Where should I buy my domain name and hosting?
In this post I will try to shed some light on the age-old question:
What is the best domain name & hosting provider?
Before I start a new project, I get a lot of preliminary questions from clients and one of them is always about domain name and hosting. For a lot of clients, this is such an overwhelming subject due to the number of options out there and the seemingly low differentiation of these alternatives. Clients generally take initiative and do research on it but then end up getting even more confused than they initially were.
So let’s take this step by step.
Let’s start with what a domain name is, as I get a lot of questions about what the difference between a domain name and hosting is. In its absolute simplest definition, a domain name is what you type into the address bar of your browser when you are visiting a website. Naturally, this needs to be a unique name for each website on the Internet. When you buy a domain name like www.example.com you are only purchasing that name; it does not come with a server space where you can store your website files.
Domain names are typically purchased on an annual basis and renewed once the term is over. All domain name providers offer an option to set your domain name to auto renewal, which helps you secure that name indefinitely (as long as your payment method is not out of date). This is a good practice, as you don’t want to lose your domain name to someone else once your term is up and you have already established a name for yourself under that domain.
Buying a domain name is a very simple transaction and there is virtually no difference where you buy your domain name. Some providers have better pricing and offer better rates if you purchase for a longer period of time. You can usually lock down a domain name for cheaper if you pay upfront for 2-3 years. If you intend to stay in business long term, I recommend this approach.
Like I mentioned above, when you buy a domain name, you are only buying the name itself, not the web space to store your website. This is where hosting comes in. Think of hosting as your computer’s hard disk where you store all your files. Websites are essentially a collection of files and images that need to live somewhere. But it can’t just be anywhere. These spaces need to be up and running 24/7, constantly maintained and backed up to assure fast, secure and uninterrupted service. Technically speaking, anyone can turn their computer into a web server and host websites and other files on it. However, this is not practical and to do this right is quite costly. Not to mention the security risks and bandwidth issues. This is why we rely on professional hosting providers whose job is to have their servers always up and running no matter what.
Unlike buying a domain name, it does make a difference where you buy your hosting. I wrote another post about the best WordPress hosting alternatives a while ago where I compared different options based on factors such as price, load time and average rating.
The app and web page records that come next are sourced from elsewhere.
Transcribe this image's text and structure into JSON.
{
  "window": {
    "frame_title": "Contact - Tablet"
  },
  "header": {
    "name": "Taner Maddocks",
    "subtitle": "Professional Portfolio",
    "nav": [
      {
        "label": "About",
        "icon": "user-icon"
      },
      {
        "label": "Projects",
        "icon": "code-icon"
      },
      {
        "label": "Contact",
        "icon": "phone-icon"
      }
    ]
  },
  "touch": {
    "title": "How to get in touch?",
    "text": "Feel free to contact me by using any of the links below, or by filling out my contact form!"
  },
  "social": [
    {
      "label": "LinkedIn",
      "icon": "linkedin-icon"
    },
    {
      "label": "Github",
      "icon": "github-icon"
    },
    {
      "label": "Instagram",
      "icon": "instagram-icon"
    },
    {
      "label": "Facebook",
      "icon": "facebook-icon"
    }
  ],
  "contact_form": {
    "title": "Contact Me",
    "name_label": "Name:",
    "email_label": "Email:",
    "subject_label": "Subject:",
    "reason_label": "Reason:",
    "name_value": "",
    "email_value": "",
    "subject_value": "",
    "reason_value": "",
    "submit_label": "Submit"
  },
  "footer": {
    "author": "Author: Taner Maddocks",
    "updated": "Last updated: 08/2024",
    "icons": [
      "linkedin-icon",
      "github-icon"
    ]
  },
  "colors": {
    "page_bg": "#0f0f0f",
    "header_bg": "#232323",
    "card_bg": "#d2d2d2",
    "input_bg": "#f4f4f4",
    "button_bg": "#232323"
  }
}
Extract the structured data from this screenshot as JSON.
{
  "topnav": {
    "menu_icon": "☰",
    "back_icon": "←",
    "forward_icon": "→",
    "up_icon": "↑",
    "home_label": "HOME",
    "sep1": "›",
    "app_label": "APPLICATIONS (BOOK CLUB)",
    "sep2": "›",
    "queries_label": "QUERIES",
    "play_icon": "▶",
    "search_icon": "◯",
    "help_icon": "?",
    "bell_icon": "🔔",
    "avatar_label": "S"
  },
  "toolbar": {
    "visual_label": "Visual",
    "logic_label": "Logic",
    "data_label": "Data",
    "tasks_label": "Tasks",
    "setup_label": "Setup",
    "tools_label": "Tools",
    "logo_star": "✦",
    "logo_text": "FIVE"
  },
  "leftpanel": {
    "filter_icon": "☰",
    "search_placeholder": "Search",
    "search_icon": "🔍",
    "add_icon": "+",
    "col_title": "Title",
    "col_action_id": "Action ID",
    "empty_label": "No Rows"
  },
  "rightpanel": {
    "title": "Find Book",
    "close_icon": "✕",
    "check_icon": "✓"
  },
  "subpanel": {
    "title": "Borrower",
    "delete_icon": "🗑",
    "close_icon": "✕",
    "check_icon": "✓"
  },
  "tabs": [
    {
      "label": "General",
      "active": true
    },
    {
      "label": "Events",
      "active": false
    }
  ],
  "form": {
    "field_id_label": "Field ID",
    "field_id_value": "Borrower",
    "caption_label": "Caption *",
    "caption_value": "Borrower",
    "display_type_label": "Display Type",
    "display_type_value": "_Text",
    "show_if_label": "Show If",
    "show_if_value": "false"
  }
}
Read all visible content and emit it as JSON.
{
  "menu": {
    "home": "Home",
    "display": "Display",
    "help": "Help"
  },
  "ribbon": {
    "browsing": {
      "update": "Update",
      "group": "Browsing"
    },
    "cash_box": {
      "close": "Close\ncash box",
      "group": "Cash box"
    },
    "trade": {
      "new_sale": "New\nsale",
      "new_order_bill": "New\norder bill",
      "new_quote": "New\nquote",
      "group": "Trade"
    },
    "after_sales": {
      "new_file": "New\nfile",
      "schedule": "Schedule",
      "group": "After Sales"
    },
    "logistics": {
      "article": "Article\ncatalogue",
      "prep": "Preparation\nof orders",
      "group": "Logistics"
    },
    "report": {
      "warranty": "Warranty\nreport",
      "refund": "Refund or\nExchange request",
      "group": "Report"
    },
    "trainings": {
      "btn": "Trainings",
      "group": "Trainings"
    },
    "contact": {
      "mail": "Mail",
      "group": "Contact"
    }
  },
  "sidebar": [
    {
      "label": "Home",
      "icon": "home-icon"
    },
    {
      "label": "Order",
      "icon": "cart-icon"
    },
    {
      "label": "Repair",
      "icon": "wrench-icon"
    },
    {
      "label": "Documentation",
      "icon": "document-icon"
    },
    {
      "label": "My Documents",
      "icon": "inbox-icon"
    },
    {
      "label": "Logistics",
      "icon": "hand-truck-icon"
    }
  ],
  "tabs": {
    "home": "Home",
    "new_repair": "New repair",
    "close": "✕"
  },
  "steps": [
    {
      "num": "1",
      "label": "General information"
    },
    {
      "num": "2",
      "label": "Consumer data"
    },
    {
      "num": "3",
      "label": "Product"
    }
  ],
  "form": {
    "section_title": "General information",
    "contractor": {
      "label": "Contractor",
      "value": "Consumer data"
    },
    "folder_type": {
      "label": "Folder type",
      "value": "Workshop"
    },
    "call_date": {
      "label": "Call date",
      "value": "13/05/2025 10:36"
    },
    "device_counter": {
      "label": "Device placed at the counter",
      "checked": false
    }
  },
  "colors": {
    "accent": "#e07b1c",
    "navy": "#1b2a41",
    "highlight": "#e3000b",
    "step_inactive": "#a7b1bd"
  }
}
Your hosting affects everything from your website speed to service quality.
All hosting providers offer tiered packages for to their customers. In my experience, most small businesses need the basic package for starters. It is always easy to upgrade if you need more bandwidth along the way. The type of hosting you need also depends on what platform you are using to power your website.
According to W3Techs, almost 30% of the Internet is powered by WordPress. This is an incredible number! And for good reason. WordPress provides a stable environment with a built in Content Management System and endless number of plugins for pretty much every need.
Over 90% of the websites that I build use WordPress. Over the years I have experimented with different hosting providers and tried a lot of options out there to see what is the best alternative. I have settled on Siteground as my go-to provider for WordPress hosting, as they offer unrivalled website speed for WordPress at an incredible price point.
As a general rule, I recommend that clients buy their domain name and hosting from the same place. This is not a must-do but I believe that it is good practice to have everything under one account. It makes things a lot easier to manage and make changes much quicker. Now if you already have a domain name from a different provider but would still like to buy your hosting from Siteground, you can absolutely do this.
It is also important to note that there are a lot of other domain and hosting providers out there that offer excellent service other than Siteground including GoDaddy, inMotion Hosting, Blue Host etc. All I wanted to do with this post was to provide some information based on several years of trial & error. As always if you have any questions about domain name and hosting, please feel free to contact me.